Malawi and Zimbabwe, among others, have declared the drought a national disaster.
Aid officials said it would help Madagascar to issue an appeal for international assistance. The country is still recovering from a political crisis sparked by a 2009 coup that drove away donors.
“It would definitely help in drawing attention and bringing in resources,” Esposito said, speaking days after USAID announced it would provide $8 million to help the drought response.
Harrison Randriarimanana, a special adviser to Madagascar’s president, said it was possible the Southern African Development Community (SADC), of which Madagascar is a member, may issue an appeal for the region as a whole.
In Madagascar, the U.N. World Food Programme (WFP) and other aid agencies already are helping with food distributions, projects to help farmers cultivate what they can, and efforts to provide food in exchange for clearing land or fixing roads.

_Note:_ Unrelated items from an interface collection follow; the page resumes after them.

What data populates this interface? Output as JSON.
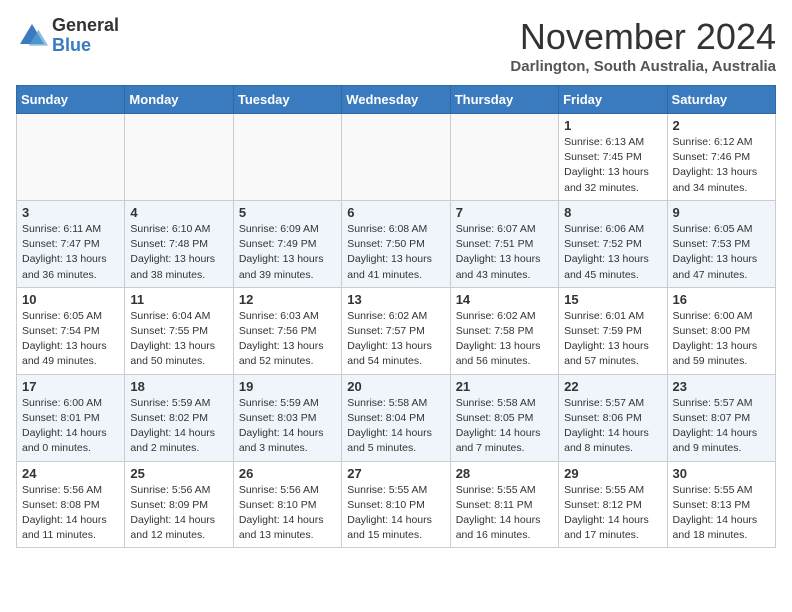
{
  "header": {
    "logo_general": "General",
    "logo_blue": "Blue",
    "month_title": "November 2024",
    "subtitle": "Darlington, South Australia, Australia"
  },
  "weekdays": [
    "Sunday",
    "Monday",
    "Tuesday",
    "Wednesday",
    "Thursday",
    "Friday",
    "Saturday"
  ],
  "weeks": [
    [
      {
        "day": "",
        "info": ""
      },
      {
        "day": "",
        "info": ""
      },
      {
        "day": "",
        "info": ""
      },
      {
        "day": "",
        "info": ""
      },
      {
        "day": "",
        "info": ""
      },
      {
        "day": "1",
        "info": "Sunrise: 6:13 AM\nSunset: 7:45 PM\nDaylight: 13 hours\nand 32 minutes."
      },
      {
        "day": "2",
        "info": "Sunrise: 6:12 AM\nSunset: 7:46 PM\nDaylight: 13 hours\nand 34 minutes."
      }
    ],
    [
      {
        "day": "3",
        "info": "Sunrise: 6:11 AM\nSunset: 7:47 PM\nDaylight: 13 hours\nand 36 minutes."
      },
      {
        "day": "4",
        "info": "Sunrise: 6:10 AM\nSunset: 7:48 PM\nDaylight: 13 hours\nand 38 minutes."
      },
      {
        "day": "5",
        "info": "Sunrise: 6:09 AM\nSunset: 7:49 PM\nDaylight: 13 hours\nand 39 minutes."
      },
      {
        "day": "6",
        "info": "Sunrise: 6:08 AM\nSunset: 7:50 PM\nDaylight: 13 hours\nand 41 minutes."
      },
      {
        "day": "7",
        "info": "Sunrise: 6:07 AM\nSunset: 7:51 PM\nDaylight: 13 hours\nand 43 minutes."
      },
      {
        "day": "8",
        "info": "Sunrise: 6:06 AM\nSunset: 7:52 PM\nDaylight: 13 hours\nand 45 minutes."
      },
      {
        "day": "9",
        "info": "Sunrise: 6:05 AM\nSunset: 7:53 PM\nDaylight: 13 hours\nand 47 minutes."
      }
    ],
    [
      {
        "day": "10",
        "info": "Sunrise: 6:05 AM\nSunset: 7:54 PM\nDaylight: 13 hours\nand 49 minutes."
      },
      {
        "day": "11",
        "info": "Sunrise: 6:04 AM\nSunset: 7:55 PM\nDaylight: 13 hours\nand 50 minutes."
      },
      {
        "day": "12",
        "info": "Sunrise: 6:03 AM\nSunset: 7:56 PM\nDaylight: 13 hours\nand 52 minutes."
      },
      {
        "day": "13",
        "info": "Sunrise: 6:02 AM\nSunset: 7:57 PM\nDaylight: 13 hours\nand 54 minutes."
      },
      {
        "day": "14",
        "info": "Sunrise: 6:02 AM\nSunset: 7:58 PM\nDaylight: 13 hours\nand 56 minutes."
      },
      {
        "day": "15",
        "info": "Sunrise: 6:01 AM\nSunset: 7:59 PM\nDaylight: 13 hours\nand 57 minutes."
      },
      {
        "day": "16",
        "info": "Sunrise: 6:00 AM\nSunset: 8:00 PM\nDaylight: 13 hours\nand 59 minutes."
      }
    ],
    [
      {
        "day": "17",
        "info": "Sunrise: 6:00 AM\nSunset: 8:01 PM\nDaylight: 14 hours\nand 0 minutes."
      },
      {
        "day": "18",
        "info": "Sunrise: 5:59 AM\nSunset: 8:02 PM\nDaylight: 14 hours\nand 2 minutes."
      },
      {
        "day": "19",
        "info": "Sunrise: 5:59 AM\nSunset: 8:03 PM\nDaylight: 14 hours\nand 3 minutes."
      },
      {
        "day": "20",
        "info": "Sunrise: 5:58 AM\nSunset: 8:04 PM\nDaylight: 14 hours\nand 5 minutes."
      },
      {
        "day": "21",
        "info": "Sunrise: 5:58 AM\nSunset: 8:05 PM\nDaylight: 14 hours\nand 7 minutes."
      },
      {
        "day": "22",
        "info": "Sunrise: 5:57 AM\nSunset: 8:06 PM\nDaylight: 14 hours\nand 8 minutes."
      },
      {
        "day": "23",
        "info": "Sunrise: 5:57 AM\nSunset: 8:07 PM\nDaylight: 14 hours\nand 9 minutes."
      }
    ],
    [
      {
        "day": "24",
        "info": "Sunrise: 5:56 AM\nSunset: 8:08 PM\nDaylight: 14 hours\nand 11 minutes."
      },
      {
        "day": "25",
        "info": "Sunrise: 5:56 AM\nSunset: 8:09 PM\nDaylight: 14 hours\nand 12 minutes."
      },
      {
        "day": "26",
        "info": "Sunrise: 5:56 AM\nSunset: 8:10 PM\nDaylight: 14 hours\nand 13 minutes."
      },
      {
        "day": "27",
        "info": "Sunrise: 5:55 AM\nSunset: 8:10 PM\nDaylight: 14 hours\nand 15 minutes."
      },
      {
        "day": "28",
        "info": "Sunrise: 5:55 AM\nSunset: 8:11 PM\nDaylight: 14 hours\nand 16 minutes."
      },
      {
        "day": "29",
        "info": "Sunrise: 5:55 AM\nSunset: 8:12 PM\nDaylight: 14 hours\nand 17 minutes."
      },
      {
        "day": "30",
        "info": "Sunrise: 5:55 AM\nSunset: 8:13 PM\nDaylight: 14 hours\nand 18 minutes."
      }
    ]
  ]
}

Southern Madagascar’s people are said to have a reputation for toughness, befitting a population that usually survives with little rain. But one ruined harvest after another has weakened the ability of many to recover, while pushing others to extremes to acquire food.
“People have already lost a lot of their capacity to cope,” said WFP Country Director Willem van Milink.
“They lost a lot of their goods and assets, and sold a lot of them, so it has become increasingly difficult for them to face the drought,” he told the Thomson Reuters Foundation.
As the nuns’ feeding program got underway, a young girl was rushed forward, bleeding and silent.
Her grandmother said the child had accidentally tipped over herself a pot of cassava bubbling over a fire. The girl had been left behind while her mother went to a nearby market, where she was later found offering sex in exchange for money to buy food.
Even in relatively normal times, many Malagasy struggle to eat enough food - and the right kind.
Nine in 10 people live on less than $3.10 a day, and the country has one of the highest rates of chronic malnutrition in the world. Virtually one in two children are stunted, and little progress has been made over the past 20 years in reducing that.
Even parts of the more well-off Central Highlands report stunting rates of 60 percent, baffling aid workers and development experts who suspect cultural practices may be responsible.
They wonder if mothers stop breastfeeding too soon or if people are contracting - and passing on - diseases from open defecation.
Malagasy pay a heavy price for malnourishment. It costs the economy an estimated $1.5 billion, or 14.5 percent of its GDP, every year in terms of additional burdens on the health system and schools and losses of workforce productivity, a study led by the African Union Commission shows.
For almost 20 years, Ankilimafaitsy primary school in Ambovombe district has run a feeding program, offering students a daily meal of maize and beans. The school’s director Seraphine Sasara says her pupils are noticeably thinner after the summer break.
“They put on weight when they come back to school. It takes about a month before they are ready to study,” she said.
Pointing to a small vegetable patch tended by teachers and students, Sasara said: “We try to provide for ourselves. We can’t rely on WFP forever.”
But it is hard for the south to shake off its aid dependence - not least because it lies far from the help of the capital, Antananarivo, more than 1,000 kms (620 miles) away.
Largely cut off by poor roads, the region has long been neglected as a result of its remoteness, aid officials say.
The south needs not just international aid to help battle the drought, but more attention from the capital, said World Bank Country Manager Coralie Gevers.
“The government also has a role to play,” she told the Thomson Reuters Foundation. “There is a long tradition in this country of spending most of the budget on the capital and surrounding areas.”
Spending in Madagascar’s south on healthcare is just a third of that in the capital, per capita, she said.
“The health centers can’t deal with a crisis when it comes because they have very little to start with. This has to change too,” she added.